Earlier this year, we threw a five-alarm birthday party at our Connecticut facility, complete with a custom fire-alarm cake and a tour of the factory.
Such passion raises live-saving questions: Can you identify your fire alarm in an emergency situation? Do you have an escape plan for your family? While Grandy knows the make and model of most fire alarms, nine out of 10 Americans don’t even know how often fire alarms need to be replaced to ensure they work.October 8 through 14 is Fire Prevention Week, and even if you don’t know the exact sound of your fire alarm, here are tips from the National Fire Prevention Association to Help:
1. Map it Out: Draw a map of your home with all members of your household, marking two exits from each room and a path to the outside from each exit.
2. Practice Drills: Twice a year, conduct one at night and one during the day with everyone in your home, and practice using different ways out.
3. Teach Kids: Show them how to escape on their own in case you can’t help them.
4. Be Easy to Find: Make sure the number of your home is clearly marked so the fire department can locate it.

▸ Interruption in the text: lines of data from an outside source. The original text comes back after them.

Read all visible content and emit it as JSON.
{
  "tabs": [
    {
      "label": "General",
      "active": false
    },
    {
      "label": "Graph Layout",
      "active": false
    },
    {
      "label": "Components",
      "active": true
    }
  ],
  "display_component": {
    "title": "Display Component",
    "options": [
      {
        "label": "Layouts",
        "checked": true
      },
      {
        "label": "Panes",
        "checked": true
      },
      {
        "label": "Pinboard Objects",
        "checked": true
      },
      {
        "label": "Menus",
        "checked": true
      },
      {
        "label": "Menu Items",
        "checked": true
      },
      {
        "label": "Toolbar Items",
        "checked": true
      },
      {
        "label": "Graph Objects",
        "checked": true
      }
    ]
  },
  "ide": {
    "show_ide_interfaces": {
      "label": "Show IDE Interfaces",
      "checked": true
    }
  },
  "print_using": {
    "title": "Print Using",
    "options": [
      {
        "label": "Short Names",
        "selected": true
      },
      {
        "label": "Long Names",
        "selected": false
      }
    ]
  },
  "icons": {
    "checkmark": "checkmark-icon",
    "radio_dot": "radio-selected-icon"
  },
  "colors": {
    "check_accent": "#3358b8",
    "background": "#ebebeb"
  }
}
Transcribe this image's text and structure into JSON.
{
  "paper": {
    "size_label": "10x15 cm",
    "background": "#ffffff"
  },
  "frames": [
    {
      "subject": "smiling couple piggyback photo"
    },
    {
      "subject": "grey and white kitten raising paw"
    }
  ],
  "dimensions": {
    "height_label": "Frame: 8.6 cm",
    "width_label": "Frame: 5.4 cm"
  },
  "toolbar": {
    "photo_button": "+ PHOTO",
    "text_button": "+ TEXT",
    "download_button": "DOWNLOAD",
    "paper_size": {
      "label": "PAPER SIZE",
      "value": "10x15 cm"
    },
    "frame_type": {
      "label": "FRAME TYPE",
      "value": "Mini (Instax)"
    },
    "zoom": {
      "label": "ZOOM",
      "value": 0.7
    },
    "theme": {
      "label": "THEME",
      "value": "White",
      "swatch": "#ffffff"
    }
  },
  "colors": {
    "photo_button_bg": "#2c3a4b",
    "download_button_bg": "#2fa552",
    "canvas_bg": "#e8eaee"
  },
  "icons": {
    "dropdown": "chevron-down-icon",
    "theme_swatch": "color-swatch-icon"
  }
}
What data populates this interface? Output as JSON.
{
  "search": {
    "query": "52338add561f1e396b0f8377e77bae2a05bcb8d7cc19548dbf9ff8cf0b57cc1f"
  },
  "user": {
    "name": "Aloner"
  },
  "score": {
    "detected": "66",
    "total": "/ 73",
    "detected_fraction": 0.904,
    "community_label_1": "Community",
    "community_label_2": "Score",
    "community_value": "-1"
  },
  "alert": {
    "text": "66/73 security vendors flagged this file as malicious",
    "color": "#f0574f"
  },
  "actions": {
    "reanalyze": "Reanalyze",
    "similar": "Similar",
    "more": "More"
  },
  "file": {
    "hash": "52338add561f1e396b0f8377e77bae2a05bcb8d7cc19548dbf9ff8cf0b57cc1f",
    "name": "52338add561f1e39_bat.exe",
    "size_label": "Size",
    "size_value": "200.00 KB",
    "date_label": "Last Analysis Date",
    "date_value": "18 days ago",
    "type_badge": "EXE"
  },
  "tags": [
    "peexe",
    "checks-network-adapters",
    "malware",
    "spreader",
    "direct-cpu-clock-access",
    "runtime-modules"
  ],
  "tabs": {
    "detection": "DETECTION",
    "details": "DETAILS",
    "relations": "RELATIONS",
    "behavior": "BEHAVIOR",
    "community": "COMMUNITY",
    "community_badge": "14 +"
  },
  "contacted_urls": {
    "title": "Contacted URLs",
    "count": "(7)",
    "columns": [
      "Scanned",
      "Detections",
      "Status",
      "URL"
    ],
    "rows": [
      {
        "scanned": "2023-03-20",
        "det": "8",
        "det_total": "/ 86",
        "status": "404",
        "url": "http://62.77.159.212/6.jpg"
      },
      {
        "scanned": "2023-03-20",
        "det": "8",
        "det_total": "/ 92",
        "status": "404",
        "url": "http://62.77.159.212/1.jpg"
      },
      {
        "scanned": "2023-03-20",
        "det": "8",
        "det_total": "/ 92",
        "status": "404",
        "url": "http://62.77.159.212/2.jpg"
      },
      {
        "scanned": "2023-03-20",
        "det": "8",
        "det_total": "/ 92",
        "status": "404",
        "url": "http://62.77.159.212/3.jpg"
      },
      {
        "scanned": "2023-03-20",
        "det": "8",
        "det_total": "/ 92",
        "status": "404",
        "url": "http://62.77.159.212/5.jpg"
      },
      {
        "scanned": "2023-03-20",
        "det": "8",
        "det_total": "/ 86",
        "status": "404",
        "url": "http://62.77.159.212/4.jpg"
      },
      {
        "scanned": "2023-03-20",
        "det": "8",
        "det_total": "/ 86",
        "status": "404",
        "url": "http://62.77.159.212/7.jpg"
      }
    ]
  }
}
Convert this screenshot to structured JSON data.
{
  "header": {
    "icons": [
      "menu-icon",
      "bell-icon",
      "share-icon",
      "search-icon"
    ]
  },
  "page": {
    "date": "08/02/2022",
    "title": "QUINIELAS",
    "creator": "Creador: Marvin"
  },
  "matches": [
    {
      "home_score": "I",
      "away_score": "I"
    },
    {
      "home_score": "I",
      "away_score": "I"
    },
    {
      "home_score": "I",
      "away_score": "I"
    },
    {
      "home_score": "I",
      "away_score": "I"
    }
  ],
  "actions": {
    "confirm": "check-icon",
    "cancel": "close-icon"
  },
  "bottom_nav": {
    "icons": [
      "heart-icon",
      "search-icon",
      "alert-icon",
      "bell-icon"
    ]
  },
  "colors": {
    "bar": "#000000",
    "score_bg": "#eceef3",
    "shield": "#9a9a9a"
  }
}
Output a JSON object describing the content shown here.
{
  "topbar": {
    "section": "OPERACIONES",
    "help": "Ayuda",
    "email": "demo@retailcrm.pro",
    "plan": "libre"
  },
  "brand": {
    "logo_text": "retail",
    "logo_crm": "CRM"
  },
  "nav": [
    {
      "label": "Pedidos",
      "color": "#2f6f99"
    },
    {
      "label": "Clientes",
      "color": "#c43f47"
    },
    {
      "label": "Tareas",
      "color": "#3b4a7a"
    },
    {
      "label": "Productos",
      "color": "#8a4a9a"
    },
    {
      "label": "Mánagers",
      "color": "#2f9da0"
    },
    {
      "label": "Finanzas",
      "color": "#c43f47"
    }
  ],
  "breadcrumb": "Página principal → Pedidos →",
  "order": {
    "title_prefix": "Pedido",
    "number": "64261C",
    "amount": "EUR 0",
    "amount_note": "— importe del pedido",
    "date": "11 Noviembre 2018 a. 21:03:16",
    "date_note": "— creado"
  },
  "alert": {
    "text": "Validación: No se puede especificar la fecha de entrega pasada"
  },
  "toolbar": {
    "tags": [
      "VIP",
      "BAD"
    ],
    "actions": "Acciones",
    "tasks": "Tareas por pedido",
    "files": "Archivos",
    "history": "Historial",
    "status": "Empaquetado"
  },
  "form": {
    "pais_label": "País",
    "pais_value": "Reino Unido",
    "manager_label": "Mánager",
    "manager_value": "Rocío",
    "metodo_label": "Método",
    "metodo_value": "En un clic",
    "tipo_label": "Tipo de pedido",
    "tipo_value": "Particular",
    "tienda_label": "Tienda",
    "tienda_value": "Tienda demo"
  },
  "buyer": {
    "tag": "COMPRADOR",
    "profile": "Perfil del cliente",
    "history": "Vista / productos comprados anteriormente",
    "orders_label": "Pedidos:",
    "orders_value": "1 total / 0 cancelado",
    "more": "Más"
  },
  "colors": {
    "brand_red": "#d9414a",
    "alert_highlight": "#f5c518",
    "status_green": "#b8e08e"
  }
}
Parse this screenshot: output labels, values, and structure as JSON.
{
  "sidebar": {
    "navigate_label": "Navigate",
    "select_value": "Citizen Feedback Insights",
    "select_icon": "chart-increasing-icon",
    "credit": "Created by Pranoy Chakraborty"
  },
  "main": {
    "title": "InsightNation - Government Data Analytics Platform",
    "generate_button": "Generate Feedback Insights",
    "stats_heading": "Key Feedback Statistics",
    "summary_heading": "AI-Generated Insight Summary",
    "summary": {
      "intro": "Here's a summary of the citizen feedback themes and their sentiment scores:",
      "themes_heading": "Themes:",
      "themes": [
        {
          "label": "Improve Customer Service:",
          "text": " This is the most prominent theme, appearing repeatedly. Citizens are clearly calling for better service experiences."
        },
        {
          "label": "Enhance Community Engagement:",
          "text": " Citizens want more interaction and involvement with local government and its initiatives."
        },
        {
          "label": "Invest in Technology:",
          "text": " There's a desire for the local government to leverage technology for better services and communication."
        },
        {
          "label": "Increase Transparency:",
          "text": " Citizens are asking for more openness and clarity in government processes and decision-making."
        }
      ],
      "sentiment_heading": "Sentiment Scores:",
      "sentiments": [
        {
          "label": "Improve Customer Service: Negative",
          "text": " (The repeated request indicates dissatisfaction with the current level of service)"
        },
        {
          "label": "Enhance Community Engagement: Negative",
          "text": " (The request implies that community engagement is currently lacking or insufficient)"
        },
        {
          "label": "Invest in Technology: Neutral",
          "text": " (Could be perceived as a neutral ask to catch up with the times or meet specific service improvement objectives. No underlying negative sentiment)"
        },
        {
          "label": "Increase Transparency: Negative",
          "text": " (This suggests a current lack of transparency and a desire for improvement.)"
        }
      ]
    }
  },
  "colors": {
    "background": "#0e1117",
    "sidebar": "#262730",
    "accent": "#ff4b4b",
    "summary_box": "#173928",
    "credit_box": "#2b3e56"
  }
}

5. Close Doors: When you leave home, close the doors in your house to help slow the spread of smoke, heat, and fire.